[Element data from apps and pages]
###
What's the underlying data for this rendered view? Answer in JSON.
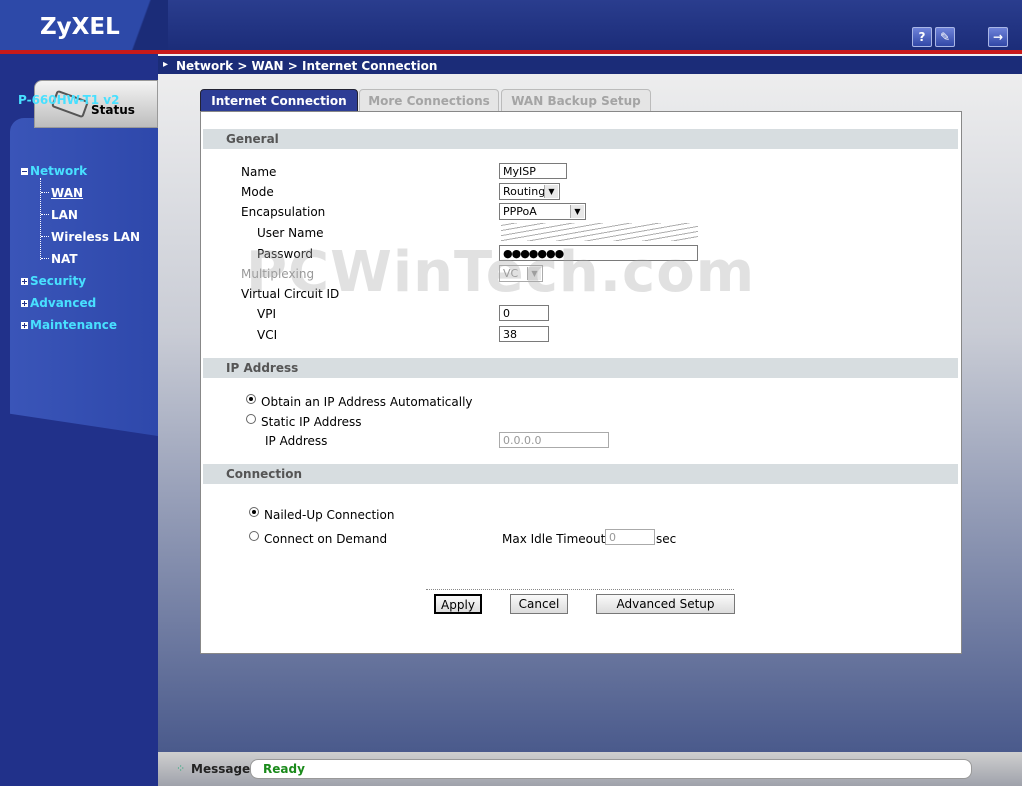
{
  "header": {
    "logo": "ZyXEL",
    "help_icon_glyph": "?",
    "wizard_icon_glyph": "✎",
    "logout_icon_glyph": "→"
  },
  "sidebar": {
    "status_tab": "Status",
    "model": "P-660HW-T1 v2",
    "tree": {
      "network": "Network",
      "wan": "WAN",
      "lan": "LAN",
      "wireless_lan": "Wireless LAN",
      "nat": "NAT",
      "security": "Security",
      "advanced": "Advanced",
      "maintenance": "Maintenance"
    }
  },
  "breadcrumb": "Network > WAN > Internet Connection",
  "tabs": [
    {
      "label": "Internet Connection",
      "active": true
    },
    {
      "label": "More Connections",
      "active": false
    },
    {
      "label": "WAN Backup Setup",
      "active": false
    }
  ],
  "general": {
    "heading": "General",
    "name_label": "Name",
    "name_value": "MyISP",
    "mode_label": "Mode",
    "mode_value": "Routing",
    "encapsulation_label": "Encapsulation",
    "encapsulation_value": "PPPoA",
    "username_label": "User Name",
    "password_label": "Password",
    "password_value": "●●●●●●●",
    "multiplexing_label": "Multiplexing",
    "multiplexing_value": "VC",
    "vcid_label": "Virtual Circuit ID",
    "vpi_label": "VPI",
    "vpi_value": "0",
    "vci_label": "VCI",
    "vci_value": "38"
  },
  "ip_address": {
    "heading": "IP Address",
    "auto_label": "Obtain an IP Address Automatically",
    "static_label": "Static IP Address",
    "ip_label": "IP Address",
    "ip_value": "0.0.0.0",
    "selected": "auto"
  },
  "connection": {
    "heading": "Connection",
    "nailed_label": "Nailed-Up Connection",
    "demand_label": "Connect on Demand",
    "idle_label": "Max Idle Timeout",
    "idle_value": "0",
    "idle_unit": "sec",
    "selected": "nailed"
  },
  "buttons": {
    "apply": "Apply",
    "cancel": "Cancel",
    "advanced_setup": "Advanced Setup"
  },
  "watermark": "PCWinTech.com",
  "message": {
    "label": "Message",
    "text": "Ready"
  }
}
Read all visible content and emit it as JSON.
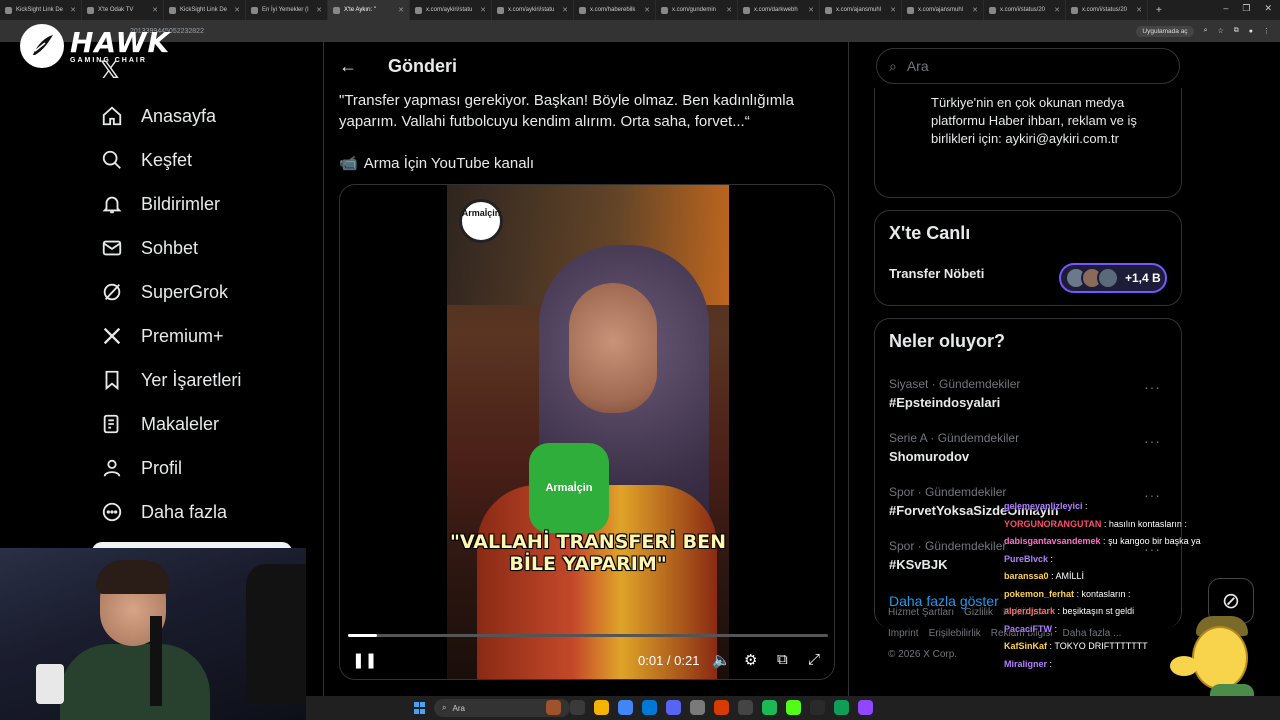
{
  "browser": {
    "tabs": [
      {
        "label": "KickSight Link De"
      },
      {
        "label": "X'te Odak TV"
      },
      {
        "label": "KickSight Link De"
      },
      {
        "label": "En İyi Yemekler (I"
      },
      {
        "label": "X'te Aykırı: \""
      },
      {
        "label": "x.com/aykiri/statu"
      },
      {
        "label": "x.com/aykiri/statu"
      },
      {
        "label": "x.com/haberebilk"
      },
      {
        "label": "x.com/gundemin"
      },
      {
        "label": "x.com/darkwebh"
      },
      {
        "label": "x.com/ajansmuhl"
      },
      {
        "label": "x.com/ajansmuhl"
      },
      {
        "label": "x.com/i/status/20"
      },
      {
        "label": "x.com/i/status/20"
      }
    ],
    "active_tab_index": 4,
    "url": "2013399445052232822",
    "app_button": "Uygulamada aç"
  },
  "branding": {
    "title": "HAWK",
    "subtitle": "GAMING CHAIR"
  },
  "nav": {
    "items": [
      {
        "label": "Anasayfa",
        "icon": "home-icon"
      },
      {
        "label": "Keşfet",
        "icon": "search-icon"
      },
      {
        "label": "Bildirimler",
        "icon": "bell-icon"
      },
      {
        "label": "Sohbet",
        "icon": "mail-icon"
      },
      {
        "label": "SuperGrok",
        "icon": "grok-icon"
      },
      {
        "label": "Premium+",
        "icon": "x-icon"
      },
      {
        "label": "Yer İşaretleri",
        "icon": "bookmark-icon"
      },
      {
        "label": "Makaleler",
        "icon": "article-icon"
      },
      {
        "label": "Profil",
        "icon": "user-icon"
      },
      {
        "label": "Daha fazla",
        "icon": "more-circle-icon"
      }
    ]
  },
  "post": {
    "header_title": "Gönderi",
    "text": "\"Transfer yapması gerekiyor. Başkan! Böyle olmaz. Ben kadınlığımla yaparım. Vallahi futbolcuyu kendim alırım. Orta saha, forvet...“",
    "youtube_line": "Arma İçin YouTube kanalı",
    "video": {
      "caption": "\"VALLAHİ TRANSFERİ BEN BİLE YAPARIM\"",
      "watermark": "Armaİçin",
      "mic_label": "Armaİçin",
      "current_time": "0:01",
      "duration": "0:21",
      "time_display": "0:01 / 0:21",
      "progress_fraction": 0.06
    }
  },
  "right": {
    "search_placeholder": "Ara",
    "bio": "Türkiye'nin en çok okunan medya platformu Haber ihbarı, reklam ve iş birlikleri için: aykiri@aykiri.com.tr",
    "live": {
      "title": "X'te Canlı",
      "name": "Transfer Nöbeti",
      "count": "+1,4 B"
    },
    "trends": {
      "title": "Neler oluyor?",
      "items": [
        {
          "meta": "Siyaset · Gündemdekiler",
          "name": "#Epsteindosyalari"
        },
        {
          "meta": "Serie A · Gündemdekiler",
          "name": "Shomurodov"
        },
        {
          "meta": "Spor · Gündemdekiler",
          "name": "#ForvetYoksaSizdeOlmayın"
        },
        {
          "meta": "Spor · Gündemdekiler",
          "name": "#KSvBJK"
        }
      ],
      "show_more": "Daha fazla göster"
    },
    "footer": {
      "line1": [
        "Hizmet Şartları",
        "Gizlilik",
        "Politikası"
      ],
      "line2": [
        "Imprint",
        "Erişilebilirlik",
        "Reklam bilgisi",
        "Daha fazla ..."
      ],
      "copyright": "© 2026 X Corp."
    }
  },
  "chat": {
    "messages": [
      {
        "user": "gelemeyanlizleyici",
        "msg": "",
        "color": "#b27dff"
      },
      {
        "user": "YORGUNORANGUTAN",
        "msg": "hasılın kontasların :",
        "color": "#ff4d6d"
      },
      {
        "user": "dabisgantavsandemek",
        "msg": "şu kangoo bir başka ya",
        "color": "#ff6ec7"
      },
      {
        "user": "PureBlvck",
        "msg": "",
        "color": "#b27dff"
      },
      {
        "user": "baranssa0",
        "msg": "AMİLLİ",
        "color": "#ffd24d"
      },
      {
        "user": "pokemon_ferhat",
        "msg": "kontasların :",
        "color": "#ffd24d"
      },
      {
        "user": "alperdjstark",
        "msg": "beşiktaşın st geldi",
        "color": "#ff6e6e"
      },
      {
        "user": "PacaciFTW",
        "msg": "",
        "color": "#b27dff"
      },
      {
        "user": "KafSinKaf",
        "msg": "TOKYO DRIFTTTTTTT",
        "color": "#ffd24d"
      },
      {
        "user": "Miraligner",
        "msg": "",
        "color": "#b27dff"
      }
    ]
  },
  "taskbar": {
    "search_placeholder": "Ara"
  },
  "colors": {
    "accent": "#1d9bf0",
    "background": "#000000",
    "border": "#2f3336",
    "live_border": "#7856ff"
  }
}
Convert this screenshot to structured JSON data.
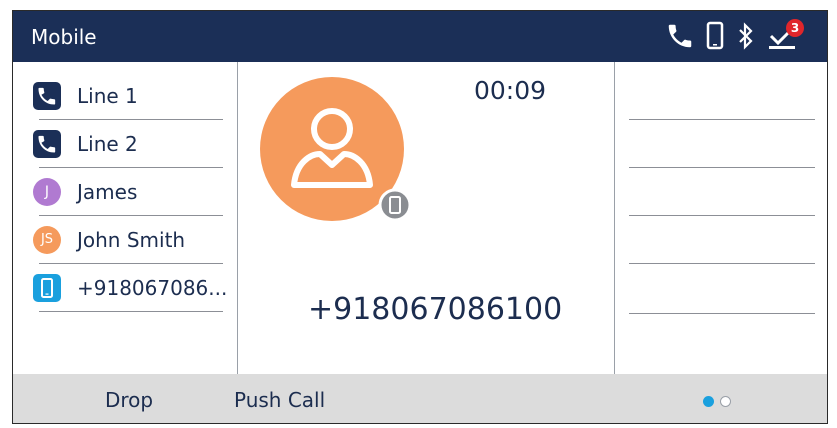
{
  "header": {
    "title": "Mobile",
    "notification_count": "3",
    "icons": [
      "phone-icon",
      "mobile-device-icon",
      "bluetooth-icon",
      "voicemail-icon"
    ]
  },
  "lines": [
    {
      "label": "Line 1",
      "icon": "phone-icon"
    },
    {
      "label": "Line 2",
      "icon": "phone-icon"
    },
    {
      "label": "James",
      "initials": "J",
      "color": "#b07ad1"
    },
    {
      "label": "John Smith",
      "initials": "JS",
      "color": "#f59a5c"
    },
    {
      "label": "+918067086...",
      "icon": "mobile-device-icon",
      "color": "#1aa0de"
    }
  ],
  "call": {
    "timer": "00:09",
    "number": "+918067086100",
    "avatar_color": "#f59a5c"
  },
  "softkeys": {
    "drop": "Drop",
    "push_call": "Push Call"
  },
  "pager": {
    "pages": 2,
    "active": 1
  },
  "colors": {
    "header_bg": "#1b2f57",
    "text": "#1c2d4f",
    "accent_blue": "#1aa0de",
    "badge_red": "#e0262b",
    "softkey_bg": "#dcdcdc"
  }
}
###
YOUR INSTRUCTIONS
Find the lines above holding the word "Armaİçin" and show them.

EXERCISE SOLUTION
      "watermark": "Armaİçin",
      "mic_label": "Armaİçin",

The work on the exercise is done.